Report the count of lines below that include "legend", without any other text.
== Segment start ==
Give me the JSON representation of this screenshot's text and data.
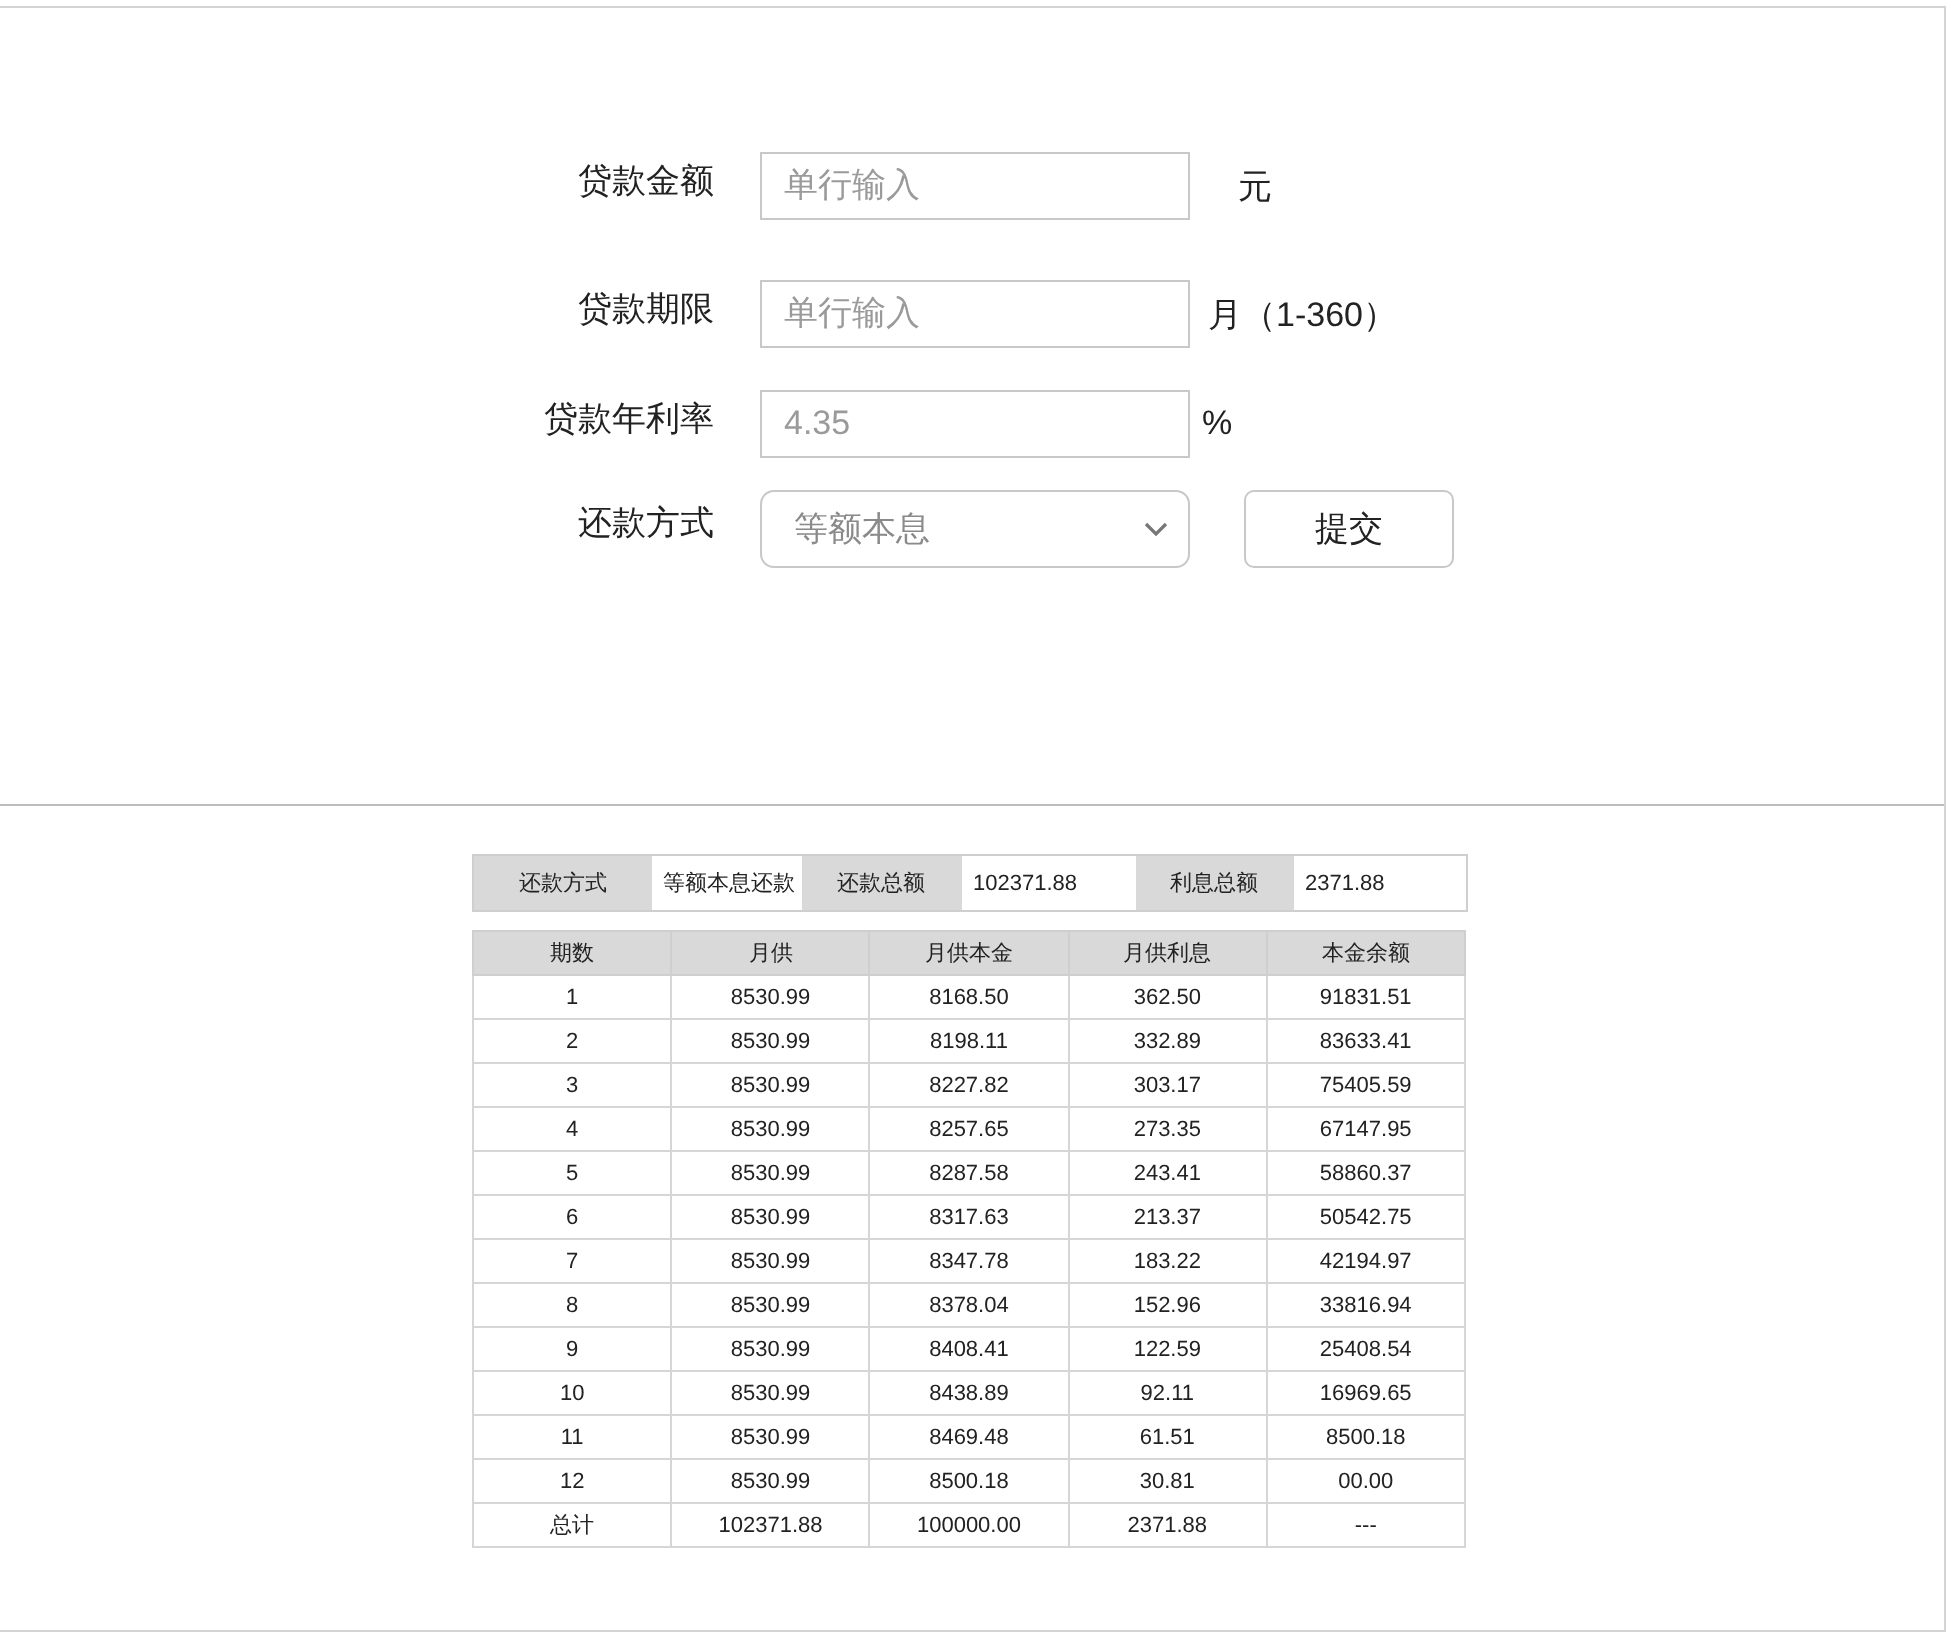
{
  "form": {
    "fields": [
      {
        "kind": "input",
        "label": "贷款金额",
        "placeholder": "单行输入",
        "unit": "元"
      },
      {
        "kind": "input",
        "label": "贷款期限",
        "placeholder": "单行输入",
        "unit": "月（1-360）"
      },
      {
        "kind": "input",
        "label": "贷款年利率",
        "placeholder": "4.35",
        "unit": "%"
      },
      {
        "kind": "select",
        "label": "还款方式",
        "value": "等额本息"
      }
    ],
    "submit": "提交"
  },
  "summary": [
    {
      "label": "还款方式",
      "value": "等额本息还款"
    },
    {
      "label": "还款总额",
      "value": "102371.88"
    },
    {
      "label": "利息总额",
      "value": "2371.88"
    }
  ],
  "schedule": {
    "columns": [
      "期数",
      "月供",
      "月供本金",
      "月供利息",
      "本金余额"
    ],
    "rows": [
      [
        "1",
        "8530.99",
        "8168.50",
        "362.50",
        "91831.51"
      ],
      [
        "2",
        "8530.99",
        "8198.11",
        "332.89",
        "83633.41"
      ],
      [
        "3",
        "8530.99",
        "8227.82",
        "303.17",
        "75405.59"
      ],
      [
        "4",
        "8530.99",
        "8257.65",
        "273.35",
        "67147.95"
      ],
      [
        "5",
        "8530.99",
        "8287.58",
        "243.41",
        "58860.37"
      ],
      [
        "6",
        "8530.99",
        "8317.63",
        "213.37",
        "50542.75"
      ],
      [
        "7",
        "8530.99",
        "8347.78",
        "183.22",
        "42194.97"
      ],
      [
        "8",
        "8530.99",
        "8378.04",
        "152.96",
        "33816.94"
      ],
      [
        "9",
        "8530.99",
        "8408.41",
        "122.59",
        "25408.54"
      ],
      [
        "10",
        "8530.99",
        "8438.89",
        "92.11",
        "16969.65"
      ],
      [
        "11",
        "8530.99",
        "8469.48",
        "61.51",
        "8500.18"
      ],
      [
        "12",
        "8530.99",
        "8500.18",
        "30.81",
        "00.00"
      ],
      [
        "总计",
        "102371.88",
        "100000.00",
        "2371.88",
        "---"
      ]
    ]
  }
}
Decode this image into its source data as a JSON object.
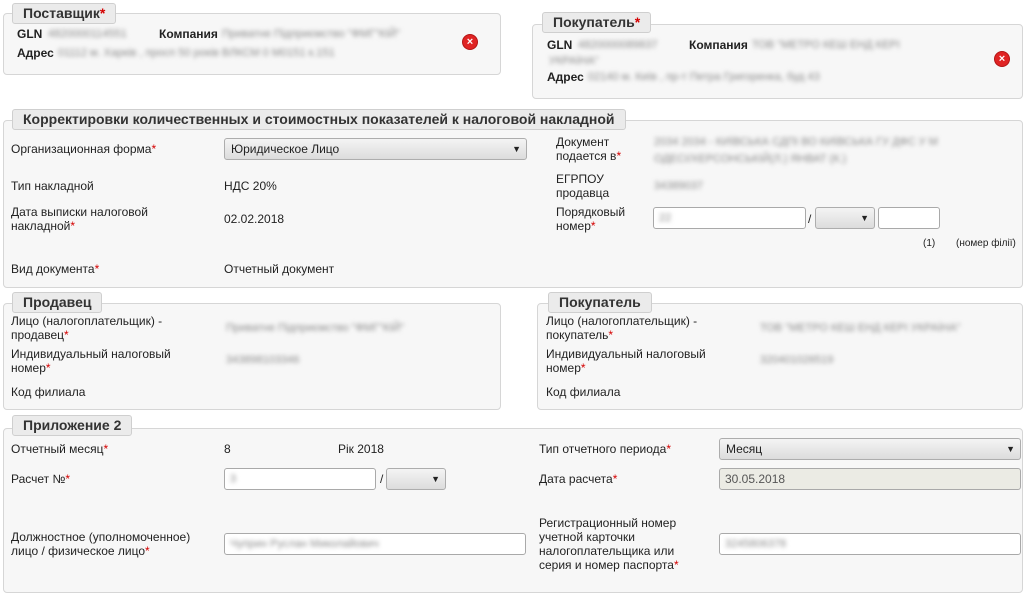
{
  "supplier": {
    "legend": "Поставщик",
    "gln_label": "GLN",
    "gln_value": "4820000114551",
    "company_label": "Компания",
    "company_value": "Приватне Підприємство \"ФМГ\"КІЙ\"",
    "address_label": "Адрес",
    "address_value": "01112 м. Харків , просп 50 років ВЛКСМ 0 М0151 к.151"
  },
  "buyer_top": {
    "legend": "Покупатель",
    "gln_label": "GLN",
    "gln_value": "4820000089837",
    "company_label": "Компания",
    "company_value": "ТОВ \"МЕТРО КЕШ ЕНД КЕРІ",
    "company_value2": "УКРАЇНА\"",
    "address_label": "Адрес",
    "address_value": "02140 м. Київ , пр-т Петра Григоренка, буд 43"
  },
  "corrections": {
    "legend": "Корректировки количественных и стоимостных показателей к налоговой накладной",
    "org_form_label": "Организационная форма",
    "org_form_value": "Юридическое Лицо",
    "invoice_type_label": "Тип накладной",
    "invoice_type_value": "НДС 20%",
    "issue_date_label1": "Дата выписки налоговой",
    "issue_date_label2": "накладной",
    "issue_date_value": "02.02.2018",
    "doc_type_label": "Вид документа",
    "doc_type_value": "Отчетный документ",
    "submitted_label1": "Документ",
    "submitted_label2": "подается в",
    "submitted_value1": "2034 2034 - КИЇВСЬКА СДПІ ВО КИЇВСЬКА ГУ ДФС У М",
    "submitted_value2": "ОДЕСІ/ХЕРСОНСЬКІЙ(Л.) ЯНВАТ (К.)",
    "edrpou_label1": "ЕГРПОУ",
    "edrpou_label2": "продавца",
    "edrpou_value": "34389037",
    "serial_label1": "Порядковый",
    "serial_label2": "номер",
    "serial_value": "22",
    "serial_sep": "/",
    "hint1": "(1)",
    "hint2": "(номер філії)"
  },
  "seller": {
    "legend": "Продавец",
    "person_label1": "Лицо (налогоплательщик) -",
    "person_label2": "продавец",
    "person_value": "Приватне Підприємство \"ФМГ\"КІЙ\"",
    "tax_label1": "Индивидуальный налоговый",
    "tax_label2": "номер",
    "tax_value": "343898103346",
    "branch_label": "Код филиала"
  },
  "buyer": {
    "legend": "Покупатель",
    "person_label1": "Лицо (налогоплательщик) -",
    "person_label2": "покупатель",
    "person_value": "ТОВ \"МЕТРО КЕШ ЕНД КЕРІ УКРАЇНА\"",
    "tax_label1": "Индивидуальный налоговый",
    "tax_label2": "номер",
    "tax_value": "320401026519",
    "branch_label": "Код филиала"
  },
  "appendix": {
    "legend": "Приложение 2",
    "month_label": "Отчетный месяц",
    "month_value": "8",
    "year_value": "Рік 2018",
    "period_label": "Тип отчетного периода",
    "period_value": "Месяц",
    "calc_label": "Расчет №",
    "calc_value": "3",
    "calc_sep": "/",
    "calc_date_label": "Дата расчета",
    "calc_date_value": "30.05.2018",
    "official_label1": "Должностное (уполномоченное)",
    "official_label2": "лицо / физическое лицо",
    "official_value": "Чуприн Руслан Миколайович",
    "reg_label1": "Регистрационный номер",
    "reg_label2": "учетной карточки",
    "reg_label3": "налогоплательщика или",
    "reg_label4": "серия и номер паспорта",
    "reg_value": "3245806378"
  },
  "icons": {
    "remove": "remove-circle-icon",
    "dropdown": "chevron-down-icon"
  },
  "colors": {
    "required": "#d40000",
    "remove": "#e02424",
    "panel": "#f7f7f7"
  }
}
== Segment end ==
▶ _Result of the exercise_
6